Most JPEGs from my X100T and my iPhone don't need any post processing at all. A few benefit from auto-enhancement or subtle adjustments inside Photos.app. Sometimes, I like to develop my iPhone photos with the outstanding VSCO app. If unwanted distractions or artifacts have to be removed from a shot, I turn to the great Pixelmator3 because who needs Photoshop, after all?
And that's about it.
I used to carry around countless image editing apps in different folders on my iPhone. Most of them I never used and that's why I meanwhile batch deleted most of them. Only a handful have survived my latest app purges.4
The less I fiddle in post, the more I can focus on the stories and memories behind my photos. That's what they're all about in the end.
In particular, shooting JPEG has helped me cleanse my photo workflow from Adobe's software. To me, this is another giant step forward.
After the demise of Aperture for Mac, I have turned to Adobe's Lightroom as my main image processing and organizing software. I believe it has been the omnipresent marketing force of Adobe within the photographic world that has lured me into Lightroom. I was never happy with this decision. I started regretting it after only a few months in.5

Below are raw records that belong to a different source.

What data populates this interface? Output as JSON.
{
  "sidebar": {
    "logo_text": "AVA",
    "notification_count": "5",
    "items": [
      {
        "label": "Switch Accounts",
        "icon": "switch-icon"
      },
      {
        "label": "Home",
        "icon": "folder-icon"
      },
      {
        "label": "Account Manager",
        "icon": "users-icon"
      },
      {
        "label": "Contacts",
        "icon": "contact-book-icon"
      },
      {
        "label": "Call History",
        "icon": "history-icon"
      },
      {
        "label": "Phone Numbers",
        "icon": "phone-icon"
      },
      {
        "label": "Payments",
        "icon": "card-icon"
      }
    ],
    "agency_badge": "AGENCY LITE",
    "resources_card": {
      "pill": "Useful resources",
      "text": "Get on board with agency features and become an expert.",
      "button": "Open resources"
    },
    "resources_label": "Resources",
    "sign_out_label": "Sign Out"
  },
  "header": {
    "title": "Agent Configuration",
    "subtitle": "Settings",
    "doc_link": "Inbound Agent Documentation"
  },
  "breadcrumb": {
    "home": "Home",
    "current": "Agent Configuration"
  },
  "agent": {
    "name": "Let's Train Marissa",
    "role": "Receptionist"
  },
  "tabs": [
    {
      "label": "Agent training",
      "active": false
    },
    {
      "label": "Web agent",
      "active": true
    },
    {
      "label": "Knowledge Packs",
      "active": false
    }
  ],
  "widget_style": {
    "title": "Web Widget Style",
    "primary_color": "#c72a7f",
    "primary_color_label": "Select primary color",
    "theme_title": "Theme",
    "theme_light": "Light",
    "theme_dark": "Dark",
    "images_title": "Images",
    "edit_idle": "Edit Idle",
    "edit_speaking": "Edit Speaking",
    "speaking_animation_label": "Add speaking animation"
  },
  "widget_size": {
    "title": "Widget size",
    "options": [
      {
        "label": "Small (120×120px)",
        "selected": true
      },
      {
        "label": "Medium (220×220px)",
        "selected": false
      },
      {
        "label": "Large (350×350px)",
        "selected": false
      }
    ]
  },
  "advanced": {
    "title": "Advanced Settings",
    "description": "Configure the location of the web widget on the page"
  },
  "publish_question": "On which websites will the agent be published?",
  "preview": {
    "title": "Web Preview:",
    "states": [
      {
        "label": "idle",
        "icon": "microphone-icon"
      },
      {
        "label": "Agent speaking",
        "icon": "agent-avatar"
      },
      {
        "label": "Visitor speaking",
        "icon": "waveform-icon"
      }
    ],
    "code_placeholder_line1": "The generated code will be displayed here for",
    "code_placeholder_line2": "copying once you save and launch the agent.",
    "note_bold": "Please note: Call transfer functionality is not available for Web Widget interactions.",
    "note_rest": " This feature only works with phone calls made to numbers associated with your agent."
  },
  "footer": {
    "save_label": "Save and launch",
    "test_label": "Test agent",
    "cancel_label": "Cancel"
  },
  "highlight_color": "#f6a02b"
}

Truth be told, the one tipping point that pushed me into Lightroom have been VSCO's Film presets. I love the timeless looks these presets provide and they make batch editing in Lightroom a breeze. Pretty much everything else about Lightroom itself - from its photo organization to its editing tools - has never resonated with me. Lightroom on OS X is a UI and UX disaster. It's slow and rigid. The mobile version of Lightroom and Adobe's cloud solution were yet another complication to my system that already suffered heavily from segregation between cloud storage options.
I stopped using Lightroom and fully switched over to iCloud Photo Library instead. It's been a welcome decision.
Since it's introduction, iCloud Photo Library has never failed me. It has worked great on iOS and its implementation has boosted my confidence to leave OS X for an iOS-only setup.
However, Photos.app on iOS is still lacking some of the features of its OS X counterpart.6 One of these is face recognition which today can only be done on the Mac and only later accessed by Siri on iOS. I love to ask Siri for pictures of family members, however, I can only name-tag photos on the Mac. Further, Photos on iOS could benefit from the more granular editing options that it's OS X counterpart provides, especially on the iPad.
The nitpicking aside, since switching to an iOS-only photo workflow, I now enjoy my images in a profoundly new way. I no longer have to juggle between multiple photo buckets in the cloud and elsewhere. Great pictures that used to be buried inside Lightroom or in a forgotten folder on my Mac are now always available to me wherever I am. I have them instantly accessible on my iPhone and my iPad. None are lost in the editing process or on an external hard drive stored in a drawer.
The real joy I get from my photos these days isn't in editing and archiving. It's in sharing and reviewing. With friends and family. Or just with myself.
If you take away anything from this post, let it be these 3 ideas:
- It's ok to shoot JPEG with a great camera.
- Do less post processing and more shooting.
- Simplify your photo workflow with fewer devices and less apps.
- It's probably BS as well if you own a comparable camera of any quality brand. ↩︎
- In fact, on the X100T you choose from Fuji analog film emulations that are based on classic films like Fuji Velvia or Astia. ↩︎
- The repair tool is my favorite function. ↩︎
- Among those are Snapseed and Black. ↩︎
- Have you realized that there is a fine to be paid if you intend to cancel your Adobe CC subscription early? ↩︎
- I hope the gap between the implementations will even smaller with iOS 10. ↩︎